Hydrophobic organic compounds (HOCs) like polycyclic aromatic hydrocarbons (PAHs) and polychlorinated biphenyls (PCBs) tend to accumulate in sediment beds when they are released into aquatic environments. Due to this buildup of HOCs in the sediment, the highest water concentrations are often in the pore water. Passive samplers can be used in the field (i.e., in situ) to measure freely dissolved porewater concentrations if target contaminants diffusing through the sediment and into the sampler exhibit the same diffusive retardation factors as performance reference compounds (PRCs) that are diffusing out of the sampler and into the sediment. To test this assumption, polyethylene (PE) passive samplers were placed in an organic- and black- carbon-rich sediment bed in the laboratory with samplers removed every 30 days for 4 months. The concentrations of target contaminants in the PE at each time point, corrected using measures of the losses of PRCs, were in good agreement with separately measured equilibrium concentrations in a well-mixed system. Concentrations in the PE passive samplers, normalized by their polyethylene-water partition coefficients, were also in good agreement with directly measured porewater concentrations. Finally, PE-deduced porewater concentrations were compared with the traditional equilibrium partitioning models and showed that considering sorption to only organic carbon substantially overestimated porewater concentrations.
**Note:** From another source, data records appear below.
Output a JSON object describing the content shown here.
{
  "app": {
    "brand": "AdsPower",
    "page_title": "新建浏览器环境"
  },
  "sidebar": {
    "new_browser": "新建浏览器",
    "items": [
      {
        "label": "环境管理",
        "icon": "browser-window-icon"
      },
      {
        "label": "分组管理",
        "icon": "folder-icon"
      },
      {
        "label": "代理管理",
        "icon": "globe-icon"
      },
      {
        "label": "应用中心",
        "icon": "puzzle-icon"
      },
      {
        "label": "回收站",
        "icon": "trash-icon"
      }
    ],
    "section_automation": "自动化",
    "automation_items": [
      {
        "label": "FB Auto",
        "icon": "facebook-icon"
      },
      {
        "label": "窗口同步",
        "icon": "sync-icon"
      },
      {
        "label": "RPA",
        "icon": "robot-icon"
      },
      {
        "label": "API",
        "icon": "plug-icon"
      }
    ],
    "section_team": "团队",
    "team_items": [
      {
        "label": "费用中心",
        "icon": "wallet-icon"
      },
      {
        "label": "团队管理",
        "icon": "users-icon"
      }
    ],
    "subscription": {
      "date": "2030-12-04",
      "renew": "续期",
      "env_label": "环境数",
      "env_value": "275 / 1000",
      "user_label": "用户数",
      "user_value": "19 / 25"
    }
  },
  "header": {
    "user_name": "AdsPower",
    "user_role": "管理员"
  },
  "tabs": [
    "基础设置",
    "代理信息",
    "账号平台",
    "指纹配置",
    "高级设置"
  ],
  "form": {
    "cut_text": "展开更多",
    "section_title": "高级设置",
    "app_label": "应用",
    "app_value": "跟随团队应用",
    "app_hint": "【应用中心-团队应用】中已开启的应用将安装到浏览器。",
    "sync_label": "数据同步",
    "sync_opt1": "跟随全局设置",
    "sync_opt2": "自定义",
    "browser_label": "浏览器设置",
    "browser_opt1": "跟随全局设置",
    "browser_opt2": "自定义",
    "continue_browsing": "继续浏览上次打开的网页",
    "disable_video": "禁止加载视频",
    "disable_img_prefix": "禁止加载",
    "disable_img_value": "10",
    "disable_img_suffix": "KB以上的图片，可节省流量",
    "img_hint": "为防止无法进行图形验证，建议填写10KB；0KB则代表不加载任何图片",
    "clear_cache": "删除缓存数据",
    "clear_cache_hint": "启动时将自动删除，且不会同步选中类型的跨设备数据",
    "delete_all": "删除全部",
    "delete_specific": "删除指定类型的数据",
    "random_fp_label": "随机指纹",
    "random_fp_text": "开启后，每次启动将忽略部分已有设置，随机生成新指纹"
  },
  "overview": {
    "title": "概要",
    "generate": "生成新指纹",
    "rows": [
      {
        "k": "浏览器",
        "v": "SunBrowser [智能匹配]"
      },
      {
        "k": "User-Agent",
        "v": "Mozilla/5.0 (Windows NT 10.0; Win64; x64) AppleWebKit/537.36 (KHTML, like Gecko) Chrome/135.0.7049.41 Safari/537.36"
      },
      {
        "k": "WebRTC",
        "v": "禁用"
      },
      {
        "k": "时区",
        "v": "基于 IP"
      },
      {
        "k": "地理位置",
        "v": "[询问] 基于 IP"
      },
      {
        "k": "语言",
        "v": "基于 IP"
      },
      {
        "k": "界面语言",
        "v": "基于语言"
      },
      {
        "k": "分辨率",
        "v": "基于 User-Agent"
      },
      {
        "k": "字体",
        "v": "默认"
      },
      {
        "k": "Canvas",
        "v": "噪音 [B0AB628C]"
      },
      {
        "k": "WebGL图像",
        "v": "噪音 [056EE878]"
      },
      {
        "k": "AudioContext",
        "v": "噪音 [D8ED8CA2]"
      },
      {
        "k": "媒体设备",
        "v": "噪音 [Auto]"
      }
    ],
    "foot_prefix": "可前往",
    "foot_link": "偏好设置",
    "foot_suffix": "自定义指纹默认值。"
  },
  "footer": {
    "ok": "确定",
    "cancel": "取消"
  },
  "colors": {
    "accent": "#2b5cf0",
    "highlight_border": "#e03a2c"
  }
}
However, predictions improved greatly if sorption to black carbon was also considered.
ASJC Scopus subject areas
- Environmental Chemistry